Required work
For the records below, give the number of lines where the string "Empresa" occurs. Include nothing else.

Task material
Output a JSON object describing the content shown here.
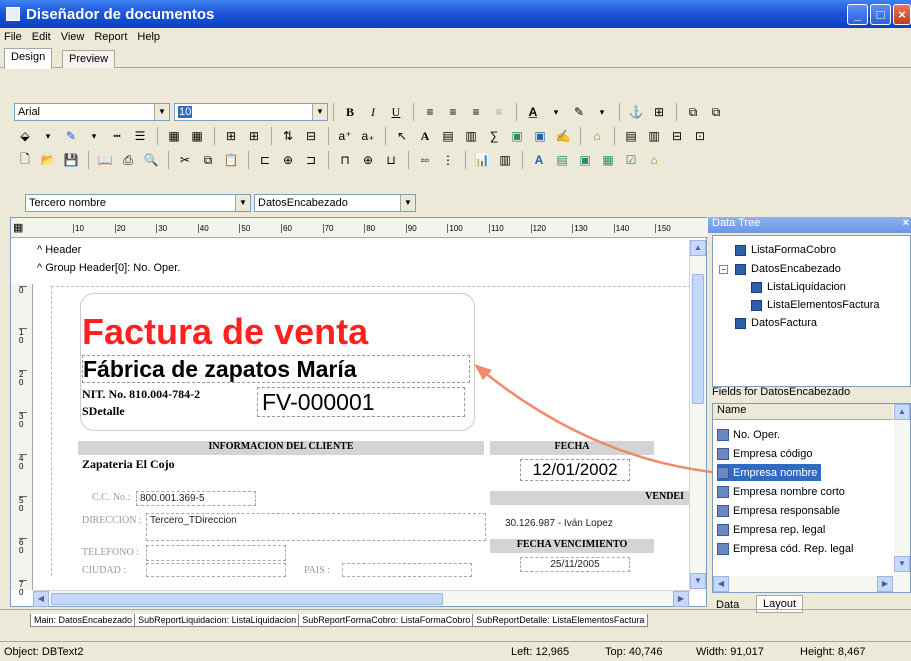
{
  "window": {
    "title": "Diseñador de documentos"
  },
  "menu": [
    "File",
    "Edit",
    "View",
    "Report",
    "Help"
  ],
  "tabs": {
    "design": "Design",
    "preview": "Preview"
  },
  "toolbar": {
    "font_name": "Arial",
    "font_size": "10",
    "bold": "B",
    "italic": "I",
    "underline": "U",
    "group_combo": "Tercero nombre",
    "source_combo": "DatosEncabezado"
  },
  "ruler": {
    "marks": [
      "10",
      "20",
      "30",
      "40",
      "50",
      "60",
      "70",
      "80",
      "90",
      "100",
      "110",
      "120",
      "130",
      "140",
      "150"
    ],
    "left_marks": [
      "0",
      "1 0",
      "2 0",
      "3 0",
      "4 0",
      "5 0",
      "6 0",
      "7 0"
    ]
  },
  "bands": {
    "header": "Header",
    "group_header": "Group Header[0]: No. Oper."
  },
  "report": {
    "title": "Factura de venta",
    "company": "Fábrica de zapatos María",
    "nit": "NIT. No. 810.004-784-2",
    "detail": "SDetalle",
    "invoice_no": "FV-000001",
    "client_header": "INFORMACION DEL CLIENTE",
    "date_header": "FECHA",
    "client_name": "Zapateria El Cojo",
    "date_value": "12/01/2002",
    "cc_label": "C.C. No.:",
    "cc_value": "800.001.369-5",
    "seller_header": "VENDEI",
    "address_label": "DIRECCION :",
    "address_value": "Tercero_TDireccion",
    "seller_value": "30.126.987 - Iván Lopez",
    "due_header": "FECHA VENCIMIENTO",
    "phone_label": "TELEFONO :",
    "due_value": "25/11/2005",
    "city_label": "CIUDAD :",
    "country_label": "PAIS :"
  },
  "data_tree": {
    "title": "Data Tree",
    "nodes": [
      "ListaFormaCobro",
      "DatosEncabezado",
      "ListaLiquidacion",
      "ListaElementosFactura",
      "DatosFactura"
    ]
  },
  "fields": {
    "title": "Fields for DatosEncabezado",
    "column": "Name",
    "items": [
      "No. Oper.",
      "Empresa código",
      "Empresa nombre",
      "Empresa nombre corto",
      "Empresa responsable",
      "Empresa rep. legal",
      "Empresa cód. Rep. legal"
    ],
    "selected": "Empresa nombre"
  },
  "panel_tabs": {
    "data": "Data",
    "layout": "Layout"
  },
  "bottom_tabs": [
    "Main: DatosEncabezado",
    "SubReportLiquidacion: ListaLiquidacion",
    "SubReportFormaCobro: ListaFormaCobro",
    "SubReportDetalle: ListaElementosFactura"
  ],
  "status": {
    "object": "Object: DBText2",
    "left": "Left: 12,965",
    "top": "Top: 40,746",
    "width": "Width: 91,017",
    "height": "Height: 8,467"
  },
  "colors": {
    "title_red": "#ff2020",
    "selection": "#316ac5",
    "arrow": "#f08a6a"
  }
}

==

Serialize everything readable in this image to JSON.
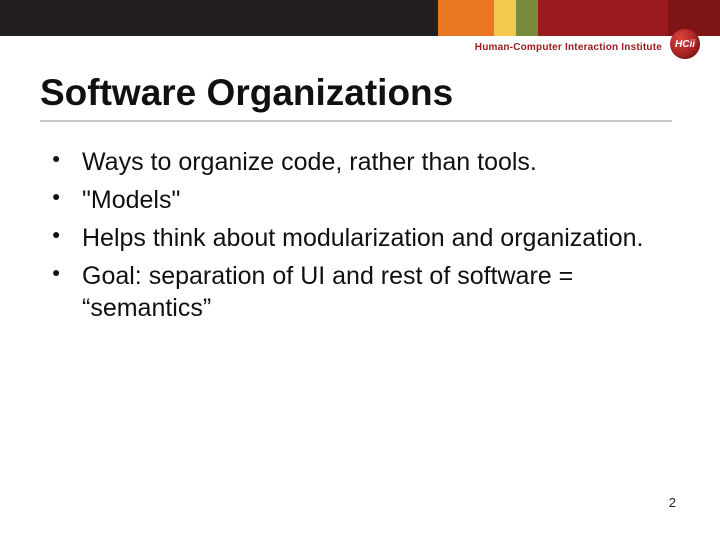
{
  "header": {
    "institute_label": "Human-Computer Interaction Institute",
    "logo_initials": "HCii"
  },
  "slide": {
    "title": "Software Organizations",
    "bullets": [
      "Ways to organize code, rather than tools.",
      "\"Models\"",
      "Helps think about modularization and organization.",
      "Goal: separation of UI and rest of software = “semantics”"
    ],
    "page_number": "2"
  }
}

Solution for this task
7